Twitter Inc (NYSE: TWTR) is working on a new feature that will enable users to add quick polls to their tweets. Although the polls are only visible in Twitter mobile apps and website, and not in desktop applications like TweetDeck, there seems to be good chances for the feature to roll out.
Only certain people have access to this update since it is currently in testing phase. For instance, Twitter employees and certain verified profiles, including those in the media and sports, have accessibility to use of these polls, which reportedly to have a 24-hour time limit.
Several accounts posted on Thursday via Twitter the simple poll structure. It consists of a card form with two options to choose from. There is a “vote” button placed bellowed the poll options and two tickers: one that counts the number of votes cast and another that shows the time left in casting a vote.
This feature is intended to help journalists, government agencies or brands by seeking the opinion of their followers on a certain topic, but it is uncertain if every Twitter user will be able to make use of it.
Meanwhile, Twitter is also working on redesigning its “Follow” and “Tweet” buttons, which will be out at the end of next month, “The new display removes the count and control display parameters, and will render in the same pixel dimensions as a Tweet button configured without a share count today,” reads the Twitter community blog.
Not the First time
There have been other options to make polls via Twitter. Twtpoll has been one of them. According to its page, Twtpoll offers a lot of different options for making surveys: one-question or complex multi-page surveys, #Hashtag Surveys and quizzes.
Some famous Twitter accounts, like America’s Next Top Model, have used Twitter voting on their show. The NFL Fandom segment on @nflnetwork also launched a hashtag battle leading up to a game between @Seahawks and @AZCardinals. The show asked fans to make their pick win the game by tweeting #SeahawksTNF or #CardinalsTNF and showed the vote totals on air.
Others, like the musician Amanda Palmer, who is well known for her Twitter feed, decided to get her followers in a survey about health insurance using the hashtag #InsurancePoll.
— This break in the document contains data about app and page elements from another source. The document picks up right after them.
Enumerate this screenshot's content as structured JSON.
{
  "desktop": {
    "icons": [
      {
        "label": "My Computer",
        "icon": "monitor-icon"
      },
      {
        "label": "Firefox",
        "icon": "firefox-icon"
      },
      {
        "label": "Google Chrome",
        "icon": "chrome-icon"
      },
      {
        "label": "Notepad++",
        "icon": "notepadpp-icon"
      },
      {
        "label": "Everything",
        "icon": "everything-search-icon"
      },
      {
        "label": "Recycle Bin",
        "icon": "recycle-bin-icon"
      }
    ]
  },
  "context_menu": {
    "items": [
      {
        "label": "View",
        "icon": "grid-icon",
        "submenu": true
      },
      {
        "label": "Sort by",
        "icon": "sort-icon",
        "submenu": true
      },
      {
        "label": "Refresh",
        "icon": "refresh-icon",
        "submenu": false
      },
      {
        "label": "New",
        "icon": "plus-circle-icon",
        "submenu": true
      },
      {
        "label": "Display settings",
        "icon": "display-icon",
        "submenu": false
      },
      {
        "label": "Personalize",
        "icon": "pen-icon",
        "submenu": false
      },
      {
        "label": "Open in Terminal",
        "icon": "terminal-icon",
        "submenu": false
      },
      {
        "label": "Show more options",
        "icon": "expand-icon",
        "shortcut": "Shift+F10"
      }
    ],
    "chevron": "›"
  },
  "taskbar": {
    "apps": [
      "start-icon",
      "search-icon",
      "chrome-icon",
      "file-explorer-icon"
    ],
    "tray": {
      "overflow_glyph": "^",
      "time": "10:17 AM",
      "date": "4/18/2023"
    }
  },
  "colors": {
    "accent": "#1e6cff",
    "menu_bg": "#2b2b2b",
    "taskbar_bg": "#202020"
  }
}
More than 10,000 Tweets were sent using the hashtag, which quickly started trending.
“Quick twitter poll. 1) COUNTRY?! 2) profession? 3) insured? 4) if not, why not, if so, at what cost per month (or covered by job)?” said Amanda’s tweet.
Source: Venture Beat